§ **Work task**: Your output must match the records below character for character.

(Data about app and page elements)
• • • •

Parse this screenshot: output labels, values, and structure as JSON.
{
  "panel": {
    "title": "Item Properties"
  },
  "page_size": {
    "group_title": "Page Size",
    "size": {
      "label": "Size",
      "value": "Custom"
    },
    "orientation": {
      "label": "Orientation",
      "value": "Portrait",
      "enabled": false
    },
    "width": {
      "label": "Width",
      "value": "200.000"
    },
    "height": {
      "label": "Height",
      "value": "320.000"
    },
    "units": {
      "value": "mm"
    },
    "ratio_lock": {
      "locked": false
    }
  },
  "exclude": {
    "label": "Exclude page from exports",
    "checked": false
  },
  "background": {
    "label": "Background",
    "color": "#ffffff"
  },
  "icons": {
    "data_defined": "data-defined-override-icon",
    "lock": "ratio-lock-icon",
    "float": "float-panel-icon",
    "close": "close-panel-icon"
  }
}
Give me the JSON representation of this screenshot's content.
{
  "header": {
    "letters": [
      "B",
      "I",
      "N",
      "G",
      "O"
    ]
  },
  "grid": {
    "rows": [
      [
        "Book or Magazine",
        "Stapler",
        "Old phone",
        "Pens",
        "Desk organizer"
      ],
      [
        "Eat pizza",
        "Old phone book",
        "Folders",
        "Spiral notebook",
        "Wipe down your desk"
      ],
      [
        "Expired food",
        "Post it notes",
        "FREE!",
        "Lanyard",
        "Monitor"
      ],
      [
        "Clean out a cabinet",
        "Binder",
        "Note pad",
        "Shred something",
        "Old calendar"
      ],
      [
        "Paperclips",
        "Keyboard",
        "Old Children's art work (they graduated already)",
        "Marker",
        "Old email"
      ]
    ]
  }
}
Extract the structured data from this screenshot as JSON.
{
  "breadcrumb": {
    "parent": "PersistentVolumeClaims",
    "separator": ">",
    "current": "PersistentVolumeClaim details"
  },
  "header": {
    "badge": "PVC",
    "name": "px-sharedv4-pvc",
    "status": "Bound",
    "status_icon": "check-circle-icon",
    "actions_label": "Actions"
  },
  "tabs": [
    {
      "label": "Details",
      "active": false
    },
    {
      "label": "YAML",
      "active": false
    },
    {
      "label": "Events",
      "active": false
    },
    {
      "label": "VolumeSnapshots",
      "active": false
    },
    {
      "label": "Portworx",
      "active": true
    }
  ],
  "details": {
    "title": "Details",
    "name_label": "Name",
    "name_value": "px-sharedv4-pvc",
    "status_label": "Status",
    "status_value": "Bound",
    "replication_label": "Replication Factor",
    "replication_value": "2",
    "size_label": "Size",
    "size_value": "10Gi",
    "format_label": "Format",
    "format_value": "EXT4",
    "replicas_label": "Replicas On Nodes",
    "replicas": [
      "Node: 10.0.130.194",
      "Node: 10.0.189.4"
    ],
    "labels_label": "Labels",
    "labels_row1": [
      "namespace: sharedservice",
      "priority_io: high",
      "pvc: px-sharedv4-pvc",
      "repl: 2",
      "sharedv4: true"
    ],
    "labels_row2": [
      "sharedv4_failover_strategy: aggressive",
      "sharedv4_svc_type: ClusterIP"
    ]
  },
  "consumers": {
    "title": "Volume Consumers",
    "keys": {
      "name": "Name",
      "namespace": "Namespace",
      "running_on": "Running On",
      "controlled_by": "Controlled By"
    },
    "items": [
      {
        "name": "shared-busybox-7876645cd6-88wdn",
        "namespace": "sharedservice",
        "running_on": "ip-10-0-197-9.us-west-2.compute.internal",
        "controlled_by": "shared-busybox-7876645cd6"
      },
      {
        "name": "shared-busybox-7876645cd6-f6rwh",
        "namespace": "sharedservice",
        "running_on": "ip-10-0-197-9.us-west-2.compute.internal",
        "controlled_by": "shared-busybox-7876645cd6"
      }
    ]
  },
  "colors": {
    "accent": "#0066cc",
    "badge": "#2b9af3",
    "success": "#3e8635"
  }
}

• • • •

§ **Response to the task**:
Parse this screenshot: output labels, values, and structure as JSON.
{
  "panel": {
    "title": "Item Properties"
  },
  "page_size": {
    "group_title": "Page Size",
    "size": {
      "label": "Size",
      "value": "Custom"
    },
    "orientation": {
      "label": "Orientation",
      "value": "Portrait",
      "enabled": false
    },
    "width": {
      "label": "Width",
      "value": "200.000"
    },
    "height": {
      "label": "Height",
      "value": "320.000"
    },
    "units": {
      "value": "mm"
    },
    "ratio_lock": {
      "locked": false
    }
  },
  "exclude": {
    "label": "Exclude page from exports",
    "checked": false
  },
  "background": {
    "label": "Background",
    "color": "#ffffff"
  },
  "icons": {
    "data_defined": "data-defined-override-icon",
    "lock": "ratio-lock-icon",
    "float": "float-panel-icon",
    "close": "close-panel-icon"
  }
}
Give me the JSON representation of this screenshot's content.
{
  "header": {
    "letters": [
      "B",
      "I",
      "N",
      "G",
      "O"
    ]
  },
  "grid": {
    "rows": [
      [
        "Book or Magazine",
        "Stapler",
        "Old phone",
        "Pens",
        "Desk organizer"
      ],
      [
        "Eat pizza",
        "Old phone book",
        "Folders",
        "Spiral notebook",
        "Wipe down your desk"
      ],
      [
        "Expired food",
        "Post it notes",
        "FREE!",
        "Lanyard",
        "Monitor"
      ],
      [
        "Clean out a cabinet",
        "Binder",
        "Note pad",
        "Shred something",
        "Old calendar"
      ],
      [
        "Paperclips",
        "Keyboard",
        "Old Children's art work (they graduated already)",
        "Marker",
        "Old email"
      ]
    ]
  }
}
Extract the structured data from this screenshot as JSON.
{
  "breadcrumb": {
    "parent": "PersistentVolumeClaims",
    "separator": ">",
    "current": "PersistentVolumeClaim details"
  },
  "header": {
    "badge": "PVC",
    "name": "px-sharedv4-pvc",
    "status": "Bound",
    "status_icon": "check-circle-icon",
    "actions_label": "Actions"
  },
  "tabs": [
    {
      "label": "Details",
      "active": false
    },
    {
      "label": "YAML",
      "active": false
    },
    {
      "label": "Events",
      "active": false
    },
    {
      "label": "VolumeSnapshots",
      "active": false
    },
    {
      "label": "Portworx",
      "active": true
    }
  ],
  "details": {
    "title": "Details",
    "name_label": "Name",
    "name_value": "px-sharedv4-pvc",
    "status_label": "Status",
    "status_value": "Bound",
    "replication_label": "Replication Factor",
    "replication_value": "2",
    "size_label": "Size",
    "size_value": "10Gi",
    "format_label": "Format",
    "format_value": "EXT4",
    "replicas_label": "Replicas On Nodes",
    "replicas": [
      "Node: 10.0.130.194",
      "Node: 10.0.189.4"
    ],
    "labels_label": "Labels",
    "labels_row1": [
      "namespace: sharedservice",
      "priority_io: high",
      "pvc: px-sharedv4-pvc",
      "repl: 2",
      "sharedv4: true"
    ],
    "labels_row2": [
      "sharedv4_failover_strategy: aggressive",
      "sharedv4_svc_type: ClusterIP"
    ]
  },
  "consumers": {
    "title": "Volume Consumers",
    "keys": {
      "name": "Name",
      "namespace": "Namespace",
      "running_on": "Running On",
      "controlled_by": "Controlled By"
    },
    "items": [
      {
        "name": "shared-busybox-7876645cd6-88wdn",
        "namespace": "sharedservice",
        "running_on": "ip-10-0-197-9.us-west-2.compute.internal",
        "controlled_by": "shared-busybox-7876645cd6"
      },
      {
        "name": "shared-busybox-7876645cd6-f6rwh",
        "namespace": "sharedservice",
        "running_on": "ip-10-0-197-9.us-west-2.compute.internal",
        "controlled_by": "shared-busybox-7876645cd6"
      }
    ]
  },
  "colors": {
    "accent": "#0066cc",
    "badge": "#2b9af3",
    "success": "#3e8635"
  }
}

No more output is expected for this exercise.